(Exercise instructions): Copy each line below exactly as it appears. Pictures are to be omitted.

(Excerpted records):
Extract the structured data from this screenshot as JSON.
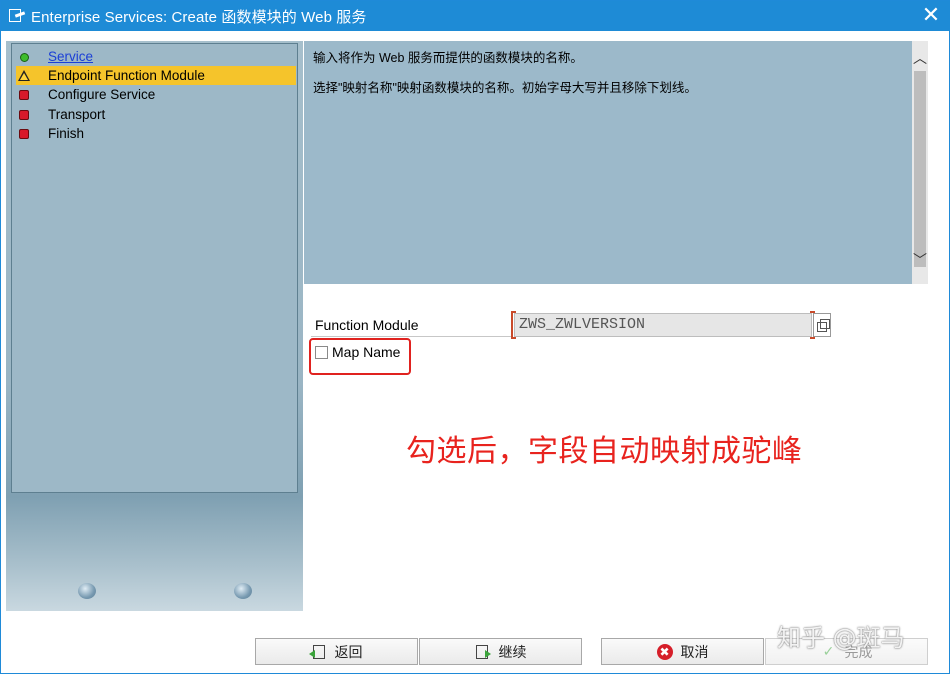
{
  "window": {
    "title": "Enterprise Services: Create 函数模块的 Web 服务",
    "close_glyph": "✕"
  },
  "steps": [
    {
      "label": "Service",
      "status": "done",
      "icon": "green-circle-icon",
      "link": true
    },
    {
      "label": "Endpoint Function Module",
      "status": "current",
      "icon": "warning-triangle-icon"
    },
    {
      "label": "Configure Service",
      "status": "pending",
      "icon": "red-square-icon"
    },
    {
      "label": "Transport",
      "status": "pending",
      "icon": "red-square-icon"
    },
    {
      "label": "Finish",
      "status": "pending",
      "icon": "red-square-icon"
    }
  ],
  "help": {
    "line1": "输入将作为 Web 服务而提供的函数模块的名称。",
    "line2": "选择\"映射名称\"映射函数模块的名称。初始字母大写并且移除下划线。"
  },
  "form": {
    "function_module_label": "Function Module",
    "function_module_value": "ZWS_ZWLVERSION",
    "map_name_label": "Map Name",
    "map_name_checked": false
  },
  "annotation": "勾选后，字段自动映射成驼峰",
  "buttons": {
    "back": "返回",
    "continue": "继续",
    "cancel": "取消",
    "finish": "完成",
    "cancel_glyph": "✖",
    "finish_glyph": "✓"
  },
  "watermark": "知乎 @斑马",
  "colors": {
    "titlebar": "#1e8bd6",
    "active_step": "#f5c42b",
    "annotation": "#e8231e",
    "panel": "#9cb9ca"
  }
}
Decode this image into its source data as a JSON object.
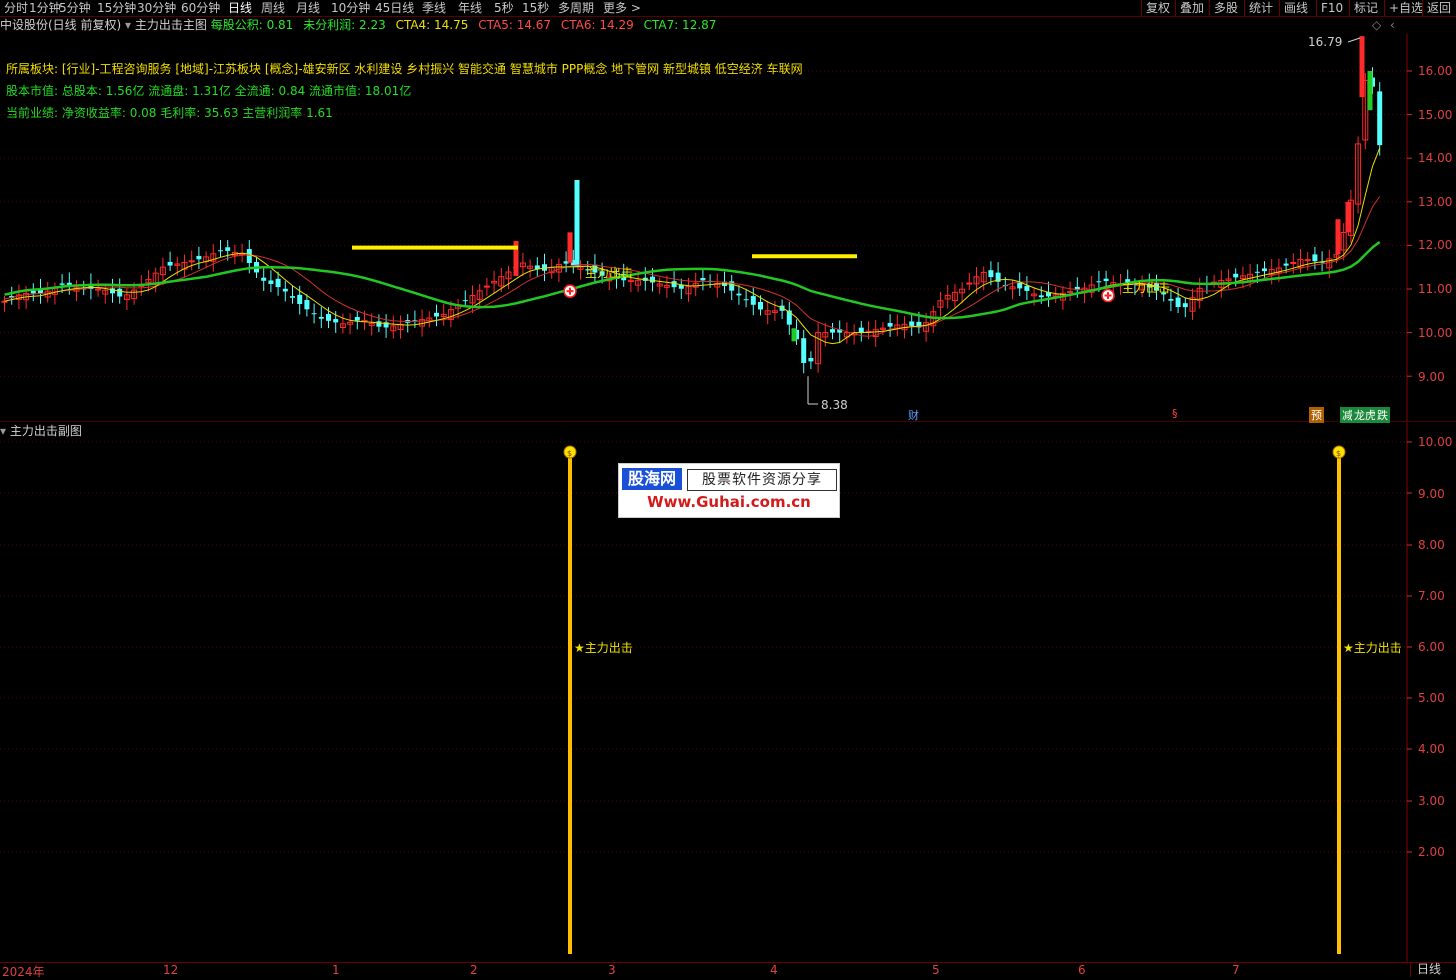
{
  "toolbar": {
    "periods": [
      "分时",
      "1分钟",
      "5分钟",
      "15分钟",
      "30分钟",
      "60分钟",
      "日线",
      "周线",
      "月线",
      "10分钟",
      "45日线",
      "季线",
      "年线",
      "5秒",
      "15秒",
      "多周期",
      "更多 >"
    ],
    "active_period": "日线",
    "right_buttons": [
      "复权",
      "叠加",
      "多股",
      "统计",
      "画线",
      "F10",
      "标记",
      "+自选",
      "返回"
    ]
  },
  "header": {
    "stock": "中设股份(日线 前复权)",
    "indicator": "主力出击主图",
    "eps_label": "每股公积:",
    "eps_value": "0.81",
    "undist_label": "未分利润:",
    "undist_value": "2.23",
    "cta4": "CTA4: 14.75",
    "cta5": "CTA5: 14.67",
    "cta6": "CTA6: 14.29",
    "cta7": "CTA7: 12.87"
  },
  "info": {
    "sector": "所属板块: [行业]-工程咨询服务 [地域]-江苏板块 [概念]-雄安新区 水利建设 乡村振兴 智能交通 智慧城市 PPP概念 地下管网 新型城镇 低空经济 车联网",
    "capital": "股本市值: 总股本: 1.56亿 流通盘: 1.31亿 全流通: 0.84 流通市值: 18.01亿",
    "performance": "当前业绩: 净资收益率: 0.08 毛利率: 35.63 主营利润率 1.61"
  },
  "main_chart": {
    "y_ticks": [
      "16.00",
      "15.00",
      "14.00",
      "13.00",
      "12.00",
      "11.00",
      "10.00",
      "9.00"
    ],
    "high_label": "16.79",
    "low_label": "8.38",
    "signal_label": "主力出击",
    "markers": [
      "财",
      "§",
      "预",
      "减",
      "龙虎榜",
      "跌"
    ]
  },
  "sub_chart": {
    "title": "主力出击副图",
    "y_ticks": [
      "10.00",
      "9.00",
      "8.00",
      "7.00",
      "6.00",
      "5.00",
      "4.00",
      "3.00",
      "2.00"
    ],
    "signal_label": "★主力出击"
  },
  "x_axis": {
    "labels": [
      "2024年",
      "12",
      "1",
      "2",
      "3",
      "4",
      "5",
      "6",
      "7"
    ],
    "period_button": "日线"
  },
  "watermark": {
    "logo": "股海网",
    "slogan": "股票软件资源分享",
    "url": "Www.Guhai.com.cn"
  },
  "colors": {
    "up": "#ff2a2a",
    "down": "#54ffff",
    "ma_green": "#22c722",
    "ma_yellow": "#e8e000",
    "ma_red": "#d03030",
    "axis": "#e04040",
    "signal_bar": "#ffb400"
  }
}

(Finished task):
Extract the structured data from this screenshot as JSON.
{
  "window": {
    "title": "Enterprise Services: Create 函数模块的 Web 服务",
    "close_glyph": "✕"
  },
  "steps": [
    {
      "label": "Service",
      "status": "done",
      "icon": "green-circle-icon",
      "link": true
    },
    {
      "label": "Endpoint Function Module",
      "status": "current",
      "icon": "warning-triangle-icon"
    },
    {
      "label": "Configure Service",
      "status": "pending",
      "icon": "red-square-icon"
    },
    {
      "label": "Transport",
      "status": "pending",
      "icon": "red-square-icon"
    },
    {
      "label": "Finish",
      "status": "pending",
      "icon": "red-square-icon"
    }
  ],
  "help": {
    "line1": "输入将作为 Web 服务而提供的函数模块的名称。",
    "line2": "选择\"映射名称\"映射函数模块的名称。初始字母大写并且移除下划线。"
  },
  "form": {
    "function_module_label": "Function Module",
    "function_module_value": "ZWS_ZWLVERSION",
    "map_name_label": "Map Name",
    "map_name_checked": false
  },
  "annotation": "勾选后，字段自动映射成驼峰",
  "buttons": {
    "back": "返回",
    "continue": "继续",
    "cancel": "取消",
    "finish": "完成",
    "cancel_glyph": "✖",
    "finish_glyph": "✓"
  },
  "watermark": "知乎 @斑马",
  "colors": {
    "titlebar": "#1e8bd6",
    "active_step": "#f5c42b",
    "annotation": "#e8231e",
    "panel": "#9cb9ca"
  }
}
Decode this image into its source data as a JSON object.
{
  "toolbar": {
    "periods": [
      "分时",
      "1分钟",
      "5分钟",
      "15分钟",
      "30分钟",
      "60分钟",
      "日线",
      "周线",
      "月线",
      "10分钟",
      "45日线",
      "季线",
      "年线",
      "5秒",
      "15秒",
      "多周期",
      "更多 >"
    ],
    "active_period": "日线",
    "right_buttons": [
      "复权",
      "叠加",
      "多股",
      "统计",
      "画线",
      "F10",
      "标记",
      "+自选",
      "返回"
    ]
  },
  "header": {
    "stock": "中设股份(日线 前复权)",
    "indicator": "主力出击主图",
    "eps_label": "每股公积:",
    "eps_value": "0.81",
    "undist_label": "未分利润:",
    "undist_value": "2.23",
    "cta4": "CTA4: 14.75",
    "cta5": "CTA5: 14.67",
    "cta6": "CTA6: 14.29",
    "cta7": "CTA7: 12.87"
  },
  "info": {
    "sector": "所属板块: [行业]-工程咨询服务 [地域]-江苏板块 [概念]-雄安新区 水利建设 乡村振兴 智能交通 智慧城市 PPP概念 地下管网 新型城镇 低空经济 车联网",
    "capital": "股本市值: 总股本: 1.56亿 流通盘: 1.31亿 全流通: 0.84 流通市值: 18.01亿",
    "performance": "当前业绩: 净资收益率: 0.08 毛利率: 35.63 主营利润率 1.61"
  },
  "main_chart": {
    "y_ticks": [
      "16.00",
      "15.00",
      "14.00",
      "13.00",
      "12.00",
      "11.00",
      "10.00",
      "9.00"
    ],
    "high_label": "16.79",
    "low_label": "8.38",
    "signal_label": "主力出击",
    "markers": [
      "财",
      "§",
      "预",
      "减",
      "龙虎榜",
      "跌"
    ]
  },
  "sub_chart": {
    "title": "主力出击副图",
    "y_ticks": [
      "10.00",
      "9.00",
      "8.00",
      "7.00",
      "6.00",
      "5.00",
      "4.00",
      "3.00",
      "2.00"
    ],
    "signal_label": "★主力出击"
  },
  "x_axis": {
    "labels": [
      "2024年",
      "12",
      "1",
      "2",
      "3",
      "4",
      "5",
      "6",
      "7"
    ],
    "period_button": "日线"
  },
  "watermark": {
    "logo": "股海网",
    "slogan": "股票软件资源分享",
    "url": "Www.Guhai.com.cn"
  },
  "colors": {
    "up": "#ff2a2a",
    "down": "#54ffff",
    "ma_green": "#22c722",
    "ma_yellow": "#e8e000",
    "ma_red": "#d03030",
    "axis": "#e04040",
    "signal_bar": "#ffb400"
  }
}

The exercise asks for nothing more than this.